Additionally, it’s crucial to consider the potential impact of inflation on your bond investments. Inflation erodes the purchasing power of fixed-income securities like bonds over time. To combat this risk, investors often turn to inflation-protected securities such as Treasury Inflation-Protected Securities (TIPS). These bonds provide protection against rising inflation as their principal value adjusts based on changes in consumer price index (CPI).

Understanding these key aspects of investing in bonds can help you navigate the complexities and maximize your returns while minimizing your tax liabilities. By staying informed about current regulations and seeking professional advice if needed, you can make well-informed decisions that align with your financial goals.

Understanding Bonds and Their Tax Implications

When it comes to investing in bonds, it’s important to have a clear understanding of the tax implications involved. Bonds can be an attractive investment option for many individuals, offering a fixed income stream and relative stability compared to other investment vehicles. However, it’s crucial to consider the potential tax consequences before diving into the bond market.

One key aspect to keep in mind is that bond interest is generally taxable at both the federal and state levels. The interest earned from bonds is subject to ordinary income tax rates, which means that the amount you receive will be added to your overall income for tax purposes. This is an essential factor to consider when calculating your potential returns and evaluating whether bonds align with your financial goals.

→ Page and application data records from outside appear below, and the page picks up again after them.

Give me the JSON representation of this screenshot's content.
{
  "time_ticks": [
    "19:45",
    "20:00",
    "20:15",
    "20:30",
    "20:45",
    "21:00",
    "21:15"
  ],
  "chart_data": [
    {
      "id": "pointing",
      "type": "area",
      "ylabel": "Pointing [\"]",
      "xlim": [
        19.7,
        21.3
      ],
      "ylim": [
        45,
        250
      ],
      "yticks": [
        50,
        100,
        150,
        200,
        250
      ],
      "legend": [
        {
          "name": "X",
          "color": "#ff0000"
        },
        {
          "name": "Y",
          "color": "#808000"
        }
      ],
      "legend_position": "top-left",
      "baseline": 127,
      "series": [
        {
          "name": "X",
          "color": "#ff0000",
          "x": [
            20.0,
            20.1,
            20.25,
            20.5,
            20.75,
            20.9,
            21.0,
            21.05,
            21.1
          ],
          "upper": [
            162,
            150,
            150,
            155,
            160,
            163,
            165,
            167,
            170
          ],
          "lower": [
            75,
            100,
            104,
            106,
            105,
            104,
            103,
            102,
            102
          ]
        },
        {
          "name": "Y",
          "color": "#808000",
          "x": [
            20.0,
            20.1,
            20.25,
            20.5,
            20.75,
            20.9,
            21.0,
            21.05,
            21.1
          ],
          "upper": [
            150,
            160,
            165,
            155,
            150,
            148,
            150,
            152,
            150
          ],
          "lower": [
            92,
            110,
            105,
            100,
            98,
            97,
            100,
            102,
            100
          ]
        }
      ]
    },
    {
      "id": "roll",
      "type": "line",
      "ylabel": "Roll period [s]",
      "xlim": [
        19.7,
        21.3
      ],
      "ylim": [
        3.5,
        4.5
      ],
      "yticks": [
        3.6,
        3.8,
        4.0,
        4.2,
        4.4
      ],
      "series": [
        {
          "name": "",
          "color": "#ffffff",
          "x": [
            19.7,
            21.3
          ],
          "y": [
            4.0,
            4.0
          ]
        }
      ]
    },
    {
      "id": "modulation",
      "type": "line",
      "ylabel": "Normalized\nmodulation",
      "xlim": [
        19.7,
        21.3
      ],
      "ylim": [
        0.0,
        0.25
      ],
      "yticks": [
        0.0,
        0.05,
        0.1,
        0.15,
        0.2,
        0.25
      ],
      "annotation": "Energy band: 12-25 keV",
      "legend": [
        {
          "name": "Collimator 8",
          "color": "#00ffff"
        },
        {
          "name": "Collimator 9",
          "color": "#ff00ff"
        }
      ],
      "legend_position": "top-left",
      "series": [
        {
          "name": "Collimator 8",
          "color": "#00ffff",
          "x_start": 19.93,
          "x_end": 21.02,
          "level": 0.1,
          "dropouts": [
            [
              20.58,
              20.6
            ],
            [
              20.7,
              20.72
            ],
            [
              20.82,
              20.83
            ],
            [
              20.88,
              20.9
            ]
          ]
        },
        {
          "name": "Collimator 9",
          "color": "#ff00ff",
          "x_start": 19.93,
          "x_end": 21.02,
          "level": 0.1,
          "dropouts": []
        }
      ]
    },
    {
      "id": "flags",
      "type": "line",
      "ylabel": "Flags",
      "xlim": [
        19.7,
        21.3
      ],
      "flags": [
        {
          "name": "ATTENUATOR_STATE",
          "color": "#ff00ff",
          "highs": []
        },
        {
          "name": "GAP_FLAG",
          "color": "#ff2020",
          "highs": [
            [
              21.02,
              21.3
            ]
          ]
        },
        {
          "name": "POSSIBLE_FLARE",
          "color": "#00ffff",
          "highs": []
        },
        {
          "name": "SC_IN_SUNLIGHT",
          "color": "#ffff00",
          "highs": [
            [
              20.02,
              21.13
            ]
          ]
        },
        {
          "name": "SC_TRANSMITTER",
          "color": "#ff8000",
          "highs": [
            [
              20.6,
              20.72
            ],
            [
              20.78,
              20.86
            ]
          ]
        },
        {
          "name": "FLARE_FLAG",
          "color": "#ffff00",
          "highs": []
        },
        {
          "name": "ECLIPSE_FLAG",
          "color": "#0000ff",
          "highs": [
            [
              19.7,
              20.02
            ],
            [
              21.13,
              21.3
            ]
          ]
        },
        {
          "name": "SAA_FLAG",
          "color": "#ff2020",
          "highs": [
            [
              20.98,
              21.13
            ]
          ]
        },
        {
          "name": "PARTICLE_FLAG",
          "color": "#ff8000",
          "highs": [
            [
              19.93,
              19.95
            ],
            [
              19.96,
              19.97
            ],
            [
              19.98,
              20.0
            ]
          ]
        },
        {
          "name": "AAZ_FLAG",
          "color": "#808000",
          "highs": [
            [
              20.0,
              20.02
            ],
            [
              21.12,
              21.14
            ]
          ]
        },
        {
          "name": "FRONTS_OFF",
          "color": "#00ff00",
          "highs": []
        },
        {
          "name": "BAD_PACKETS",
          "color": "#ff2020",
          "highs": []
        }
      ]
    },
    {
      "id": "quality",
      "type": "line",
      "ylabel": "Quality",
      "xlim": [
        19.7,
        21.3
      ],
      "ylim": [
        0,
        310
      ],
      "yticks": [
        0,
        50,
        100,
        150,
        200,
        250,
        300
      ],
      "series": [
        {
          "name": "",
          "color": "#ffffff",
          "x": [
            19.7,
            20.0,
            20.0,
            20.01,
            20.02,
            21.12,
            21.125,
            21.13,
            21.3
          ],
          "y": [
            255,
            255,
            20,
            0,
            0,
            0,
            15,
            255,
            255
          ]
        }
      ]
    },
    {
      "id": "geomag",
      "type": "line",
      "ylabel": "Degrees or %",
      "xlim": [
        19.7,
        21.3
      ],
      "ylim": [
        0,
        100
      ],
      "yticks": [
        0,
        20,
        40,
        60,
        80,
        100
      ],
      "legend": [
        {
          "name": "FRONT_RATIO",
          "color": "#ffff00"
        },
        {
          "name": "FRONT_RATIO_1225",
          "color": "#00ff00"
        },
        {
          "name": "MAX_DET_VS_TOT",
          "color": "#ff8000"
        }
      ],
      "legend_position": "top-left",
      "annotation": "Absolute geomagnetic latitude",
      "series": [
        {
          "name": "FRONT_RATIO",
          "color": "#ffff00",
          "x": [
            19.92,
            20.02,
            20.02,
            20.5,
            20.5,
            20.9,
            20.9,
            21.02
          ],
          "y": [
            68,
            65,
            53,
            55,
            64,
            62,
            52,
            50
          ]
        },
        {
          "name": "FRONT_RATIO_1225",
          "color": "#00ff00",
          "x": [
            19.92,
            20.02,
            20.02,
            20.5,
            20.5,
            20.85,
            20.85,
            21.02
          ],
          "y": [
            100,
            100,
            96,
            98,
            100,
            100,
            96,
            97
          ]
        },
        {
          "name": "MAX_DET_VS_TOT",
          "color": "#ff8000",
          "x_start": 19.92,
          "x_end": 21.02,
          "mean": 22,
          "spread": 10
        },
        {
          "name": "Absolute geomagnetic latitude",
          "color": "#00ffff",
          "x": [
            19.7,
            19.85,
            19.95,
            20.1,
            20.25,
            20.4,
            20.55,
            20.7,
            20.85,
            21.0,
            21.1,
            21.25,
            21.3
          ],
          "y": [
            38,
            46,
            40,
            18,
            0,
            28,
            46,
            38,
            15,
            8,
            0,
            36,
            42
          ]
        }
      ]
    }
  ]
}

Another important consideration is how different types of bonds are taxed differently. For example, municipal bonds issued by state or local governments typically offer tax advantages. The interest earned from these bonds may be exempt from federal taxes and sometimes even state taxes if you reside in the issuing state. On the other hand, corporate bonds are subject to both federal and state taxes on their interest payments.

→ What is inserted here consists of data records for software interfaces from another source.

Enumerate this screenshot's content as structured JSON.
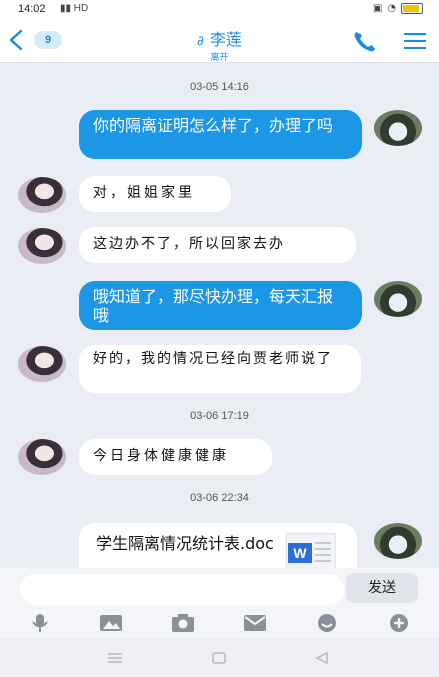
{
  "status_bar": {
    "time": "14:02",
    "signal_text": "HD"
  },
  "header": {
    "unread_count": "9",
    "contact_name": "李莲",
    "contact_status": "离开"
  },
  "messages": [
    {
      "type": "timestamp",
      "text": "03-05 14:16"
    },
    {
      "type": "outgoing",
      "text": "你的隔离证明怎么样了，办理了吗"
    },
    {
      "type": "incoming",
      "text": "对，姐姐家里"
    },
    {
      "type": "incoming",
      "text": "这边办不了，所以回家去办"
    },
    {
      "type": "outgoing",
      "text": "哦知道了，那尽快办理，每天汇报哦"
    },
    {
      "type": "incoming",
      "text": "好的，我的情况已经向贾老师说了"
    },
    {
      "type": "timestamp",
      "text": "03-06 17:19"
    },
    {
      "type": "incoming",
      "text": "今日身体健康健康"
    },
    {
      "type": "timestamp",
      "text": "03-06 22:34"
    },
    {
      "type": "outgoing_file",
      "file_name": "学生隔离情况统计表.doc",
      "file_type_icon": "word-doc-icon"
    }
  ],
  "composer": {
    "input_value": "",
    "send_label": "发送"
  },
  "toolbar_icons": [
    "microphone-icon",
    "image-icon",
    "camera-icon",
    "envelope-icon",
    "emoji-icon",
    "plus-icon"
  ],
  "colors": {
    "accent": "#1a8be0",
    "outgoing_bubble": "#1b97e6",
    "background": "#ebedf5"
  }
}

Additionally, it’s worth noting that if you sell a bond before its maturity date at a profit, you may be liable for capital gains taxes on that gain. Conversely, if you sell a bond at a loss, you might be able to claim a capital loss deduction against any capital gains you have incurred.


Factors to Consider When Investing in Bonds

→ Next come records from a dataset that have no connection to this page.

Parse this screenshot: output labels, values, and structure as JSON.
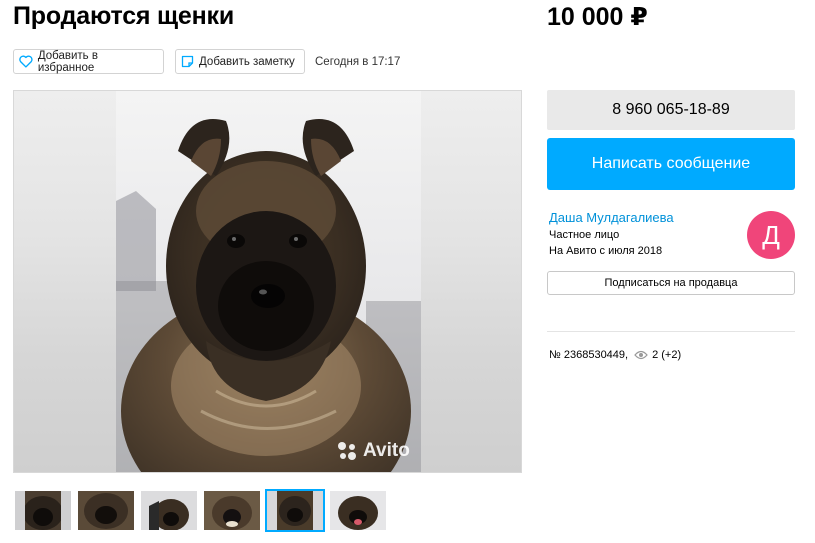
{
  "listing": {
    "title": "Продаются щенки",
    "price": "10 000 ₽",
    "posted": "Сегодня в 17:17"
  },
  "actions": {
    "favorite_label": "Добавить в избранное",
    "note_label": "Добавить заметку"
  },
  "gallery": {
    "watermark": "Avito",
    "thumbnail_count": 6,
    "active_thumbnail": 5
  },
  "contact": {
    "phone": "8 960 065-18-89",
    "message_label": "Написать сообщение"
  },
  "seller": {
    "name": "Даша Мулдагалиева",
    "type": "Частное лицо",
    "since": "На Авито с июля 2018",
    "avatar_letter": "Д",
    "subscribe_label": "Подписаться на продавца"
  },
  "stats": {
    "item_number": "№ 2368530449,",
    "views": "2 (+2)"
  },
  "colors": {
    "accent": "#00aaff",
    "link": "#0091d9",
    "avatar": "#f0457a"
  }
}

When it comes to investing in bonds, there are several important factors to consider. These factors can greatly impact your investment strategy and the overall returns you can expect. Here are some key points to keep in mind:

  1. Interest Rates: One of the primary factors that can affect bond investments is interest rates. As interest rates rise, bond prices tend to fall, and vice versa. This means that if you purchase a bond with a fixed interest rate and market rates increase, the value of your bond may decrease. On the other hand, if rates decrease, your bond may become more valuable.
  2. Credit Quality: Another crucial consideration is the credit quality of the issuer. Different bonds have different levels of credit risk associated with them. Government bonds are generally considered low-risk because they are backed by the government’s ability to tax or print money. Corporate bonds carry higher risk as they depend on the financial health of the issuing company.
  3. Bond Duration: The duration of a bond measures its sensitivity to changes in interest rates. Longer-duration bonds tend to be more sensitive than shorter-duration ones. If you anticipate interest rates rising soon, it might be wise to invest in shorter-duration bonds to minimize potential losses.
  4. Diversification: Diversifying your bond portfolio can help mitigate risk and enhance returns over time. By investing in different types of bonds across various sectors and issuers, you spread out your risk exposure and increase the likelihood of capturing positive returns even if one sector or issuer underperforms.